I was upset by the way Winterwood seduced me. I did not want to be reeled in by Redmond and his elliptical storytelling because I knew that, between the lines, he was telling me stories I didn’t want him to be able to tell. I wanted to believe the surface of Redmond’s life, that he and his Catherine (and, later, his Casey) were blissfully happy, with no hand ever raised from husband to wife. I wanted to believe that winterwood was an impenetrable castle where loving parents and daughter Imogene barricaded themselves against the attackers without. Perhaps Redmond would have lost his life in the battle, but such a death would be preferable to the slow drip of madness that leaked out from every sentence Redmond spoke to me.
McCabe’s writing is frantically obtuse, whizzing past key story elements while returning to haunting images that seem to stop the narrative dead in its tracks. As Redmond stopped to puzzle over these recurring memories, so did I join him, and momentarily stopped trying to solve the mystery. There’s a scent–what is the scent?–and Portobello–when did he live there?–and, most enigmatic of all, there’s Ned Strange, mountain man, storyteller, and demon. None of Redmond’s dealings with Ned make any sense at all on the surface, because McCabe masterfully manipulates the space between reality and fantasy and confuses the living with the dead. Ned stalks Redmond at every turn, and drives Redmond’s telling of his own story, infusing it with his own.
Winterwood asks to be read quickly. It’s a slim volume, few words on the page, interspersed with songs and poetry in English and in Gaelic. And that’s how it tricks you, forcing itself down bonelessly.

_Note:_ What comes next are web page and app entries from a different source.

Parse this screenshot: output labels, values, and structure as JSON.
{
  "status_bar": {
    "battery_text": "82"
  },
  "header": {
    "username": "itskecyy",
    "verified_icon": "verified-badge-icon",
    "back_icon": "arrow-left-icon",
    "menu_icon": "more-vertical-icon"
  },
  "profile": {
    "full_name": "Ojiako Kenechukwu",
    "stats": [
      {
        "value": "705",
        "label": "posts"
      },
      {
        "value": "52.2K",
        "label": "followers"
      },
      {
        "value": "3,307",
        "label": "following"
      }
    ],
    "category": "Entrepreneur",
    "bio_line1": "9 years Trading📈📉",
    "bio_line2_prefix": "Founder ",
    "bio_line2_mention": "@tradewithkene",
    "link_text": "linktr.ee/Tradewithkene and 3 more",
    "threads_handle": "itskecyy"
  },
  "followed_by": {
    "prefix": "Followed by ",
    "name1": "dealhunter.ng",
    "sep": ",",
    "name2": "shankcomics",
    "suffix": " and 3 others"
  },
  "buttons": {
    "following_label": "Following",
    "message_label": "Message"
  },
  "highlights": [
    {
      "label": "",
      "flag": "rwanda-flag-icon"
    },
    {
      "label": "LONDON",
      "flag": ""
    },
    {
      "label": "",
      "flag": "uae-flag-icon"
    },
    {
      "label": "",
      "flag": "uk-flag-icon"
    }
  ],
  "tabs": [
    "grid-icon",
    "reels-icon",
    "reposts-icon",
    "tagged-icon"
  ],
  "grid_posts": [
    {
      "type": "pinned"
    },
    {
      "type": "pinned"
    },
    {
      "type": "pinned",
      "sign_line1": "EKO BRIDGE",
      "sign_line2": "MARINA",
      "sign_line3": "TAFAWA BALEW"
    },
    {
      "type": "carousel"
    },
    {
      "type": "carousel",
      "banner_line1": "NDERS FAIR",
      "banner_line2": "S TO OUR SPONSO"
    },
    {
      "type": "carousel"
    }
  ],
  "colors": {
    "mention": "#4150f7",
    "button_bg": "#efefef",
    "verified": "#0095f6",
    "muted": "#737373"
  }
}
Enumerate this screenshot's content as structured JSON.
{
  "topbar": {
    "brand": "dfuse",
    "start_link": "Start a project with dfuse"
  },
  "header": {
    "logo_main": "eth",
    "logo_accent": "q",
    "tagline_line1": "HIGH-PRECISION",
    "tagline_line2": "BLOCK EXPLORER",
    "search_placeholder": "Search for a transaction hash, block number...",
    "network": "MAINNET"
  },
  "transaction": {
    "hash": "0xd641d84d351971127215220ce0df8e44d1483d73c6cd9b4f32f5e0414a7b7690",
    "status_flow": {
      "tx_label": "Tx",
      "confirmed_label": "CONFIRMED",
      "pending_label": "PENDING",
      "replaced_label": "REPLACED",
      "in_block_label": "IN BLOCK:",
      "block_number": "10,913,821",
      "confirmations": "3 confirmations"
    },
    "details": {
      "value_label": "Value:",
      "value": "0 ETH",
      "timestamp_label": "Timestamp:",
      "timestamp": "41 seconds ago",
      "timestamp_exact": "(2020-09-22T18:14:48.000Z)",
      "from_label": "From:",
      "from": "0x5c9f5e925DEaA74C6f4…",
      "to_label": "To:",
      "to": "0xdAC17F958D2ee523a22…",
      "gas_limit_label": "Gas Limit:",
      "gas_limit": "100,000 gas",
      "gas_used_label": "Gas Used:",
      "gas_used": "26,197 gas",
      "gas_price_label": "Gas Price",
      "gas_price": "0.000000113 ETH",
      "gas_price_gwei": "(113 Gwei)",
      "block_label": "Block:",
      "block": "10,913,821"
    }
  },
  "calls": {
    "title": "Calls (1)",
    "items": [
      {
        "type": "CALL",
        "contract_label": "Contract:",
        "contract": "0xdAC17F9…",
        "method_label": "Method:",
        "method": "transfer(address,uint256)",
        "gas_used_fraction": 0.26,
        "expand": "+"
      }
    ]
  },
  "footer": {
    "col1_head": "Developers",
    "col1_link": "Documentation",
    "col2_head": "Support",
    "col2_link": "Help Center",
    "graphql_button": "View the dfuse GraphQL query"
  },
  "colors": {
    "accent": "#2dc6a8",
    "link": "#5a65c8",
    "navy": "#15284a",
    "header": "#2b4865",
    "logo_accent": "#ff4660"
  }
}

Read it quickly and pretend that every page does not foretell the indigestion you’ll have later, the nightmares and the screaming.